On days with poor weather, when their habitual bike ride was rained off, her son Billy would compensate by setting up Fortnite in the living room. This way, he could ride his mom’s exercise bike, lift weights, and play Fortnite all at the same time. Ingenious!
Camping on the Terrace
In Japan, where restrictions were far less severe, it was nonetheless difficult for children in urban environments to get the exercise they needed. Parks stayed open, but were often a little too crowded for some parents’ liking.
To ensure Riho, 9, and Maho, 7, remained active at home, Saitama resident Naho, 37, bought skipping ropes for the back garden and chyanbara poles for sword fighting. She even erected a tent for “lockdown camping.”

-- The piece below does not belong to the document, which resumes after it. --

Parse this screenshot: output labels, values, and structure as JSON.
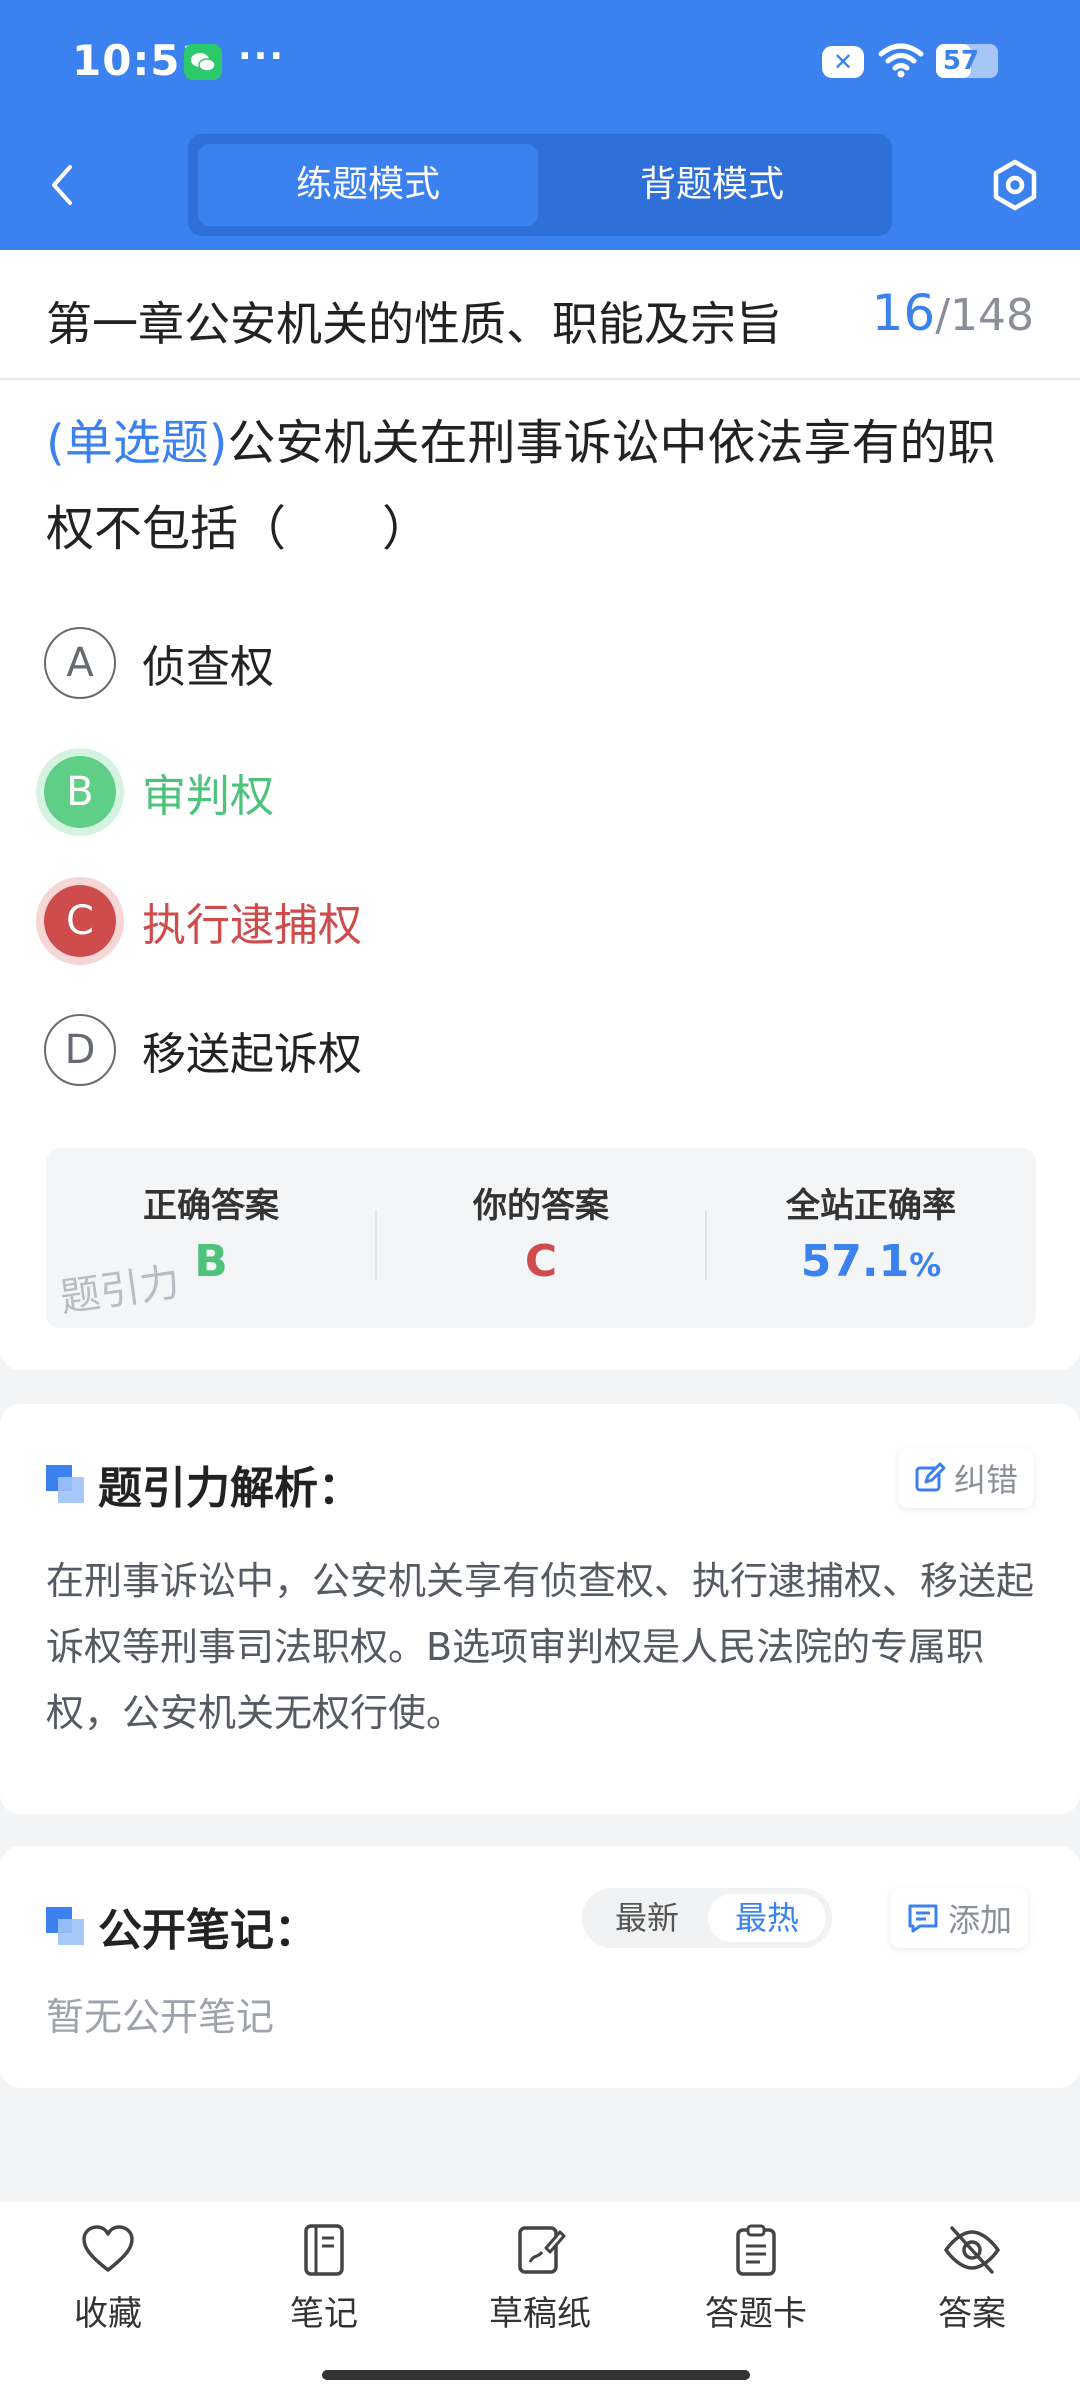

On rainy days, the girls made origami and papier mâché omen (traditional masks for theater and festivals). Unsurprisingly, their ultra-modern variations of both traditional crafts found inspiration in the form of wildly popular anime, Demon Slayer: Kimetsu no Yaiba.
Finally, as Billy in the U.K. continued his hobby of fishing stingless jellyfish out of the local creek with his bare hands, one lucky boy, Rintaro, 8 — an avid tokage (lizard) enthusiast — took advantage of the Japanese school closures to indulge his passion, tokage tori (lizard catching).
Imagine the luck! School closed at precisely the tokage tori season. This allowed him to add to his proud collection of tokage, which he kept inside a fish tank in his bedroom.
Jellyfish, lizard catching, backyard camping, crafts, games ー each were momentary victories in the fight to stave off lockdown boredom.
Yet each of these small victories combined to offer respite from the general anxiety of the past few months.
Now, with the future still uncertain, whatever happens, each of these families knows that they at least have the tools and the wherewithal to get through it.
Author: Will Fee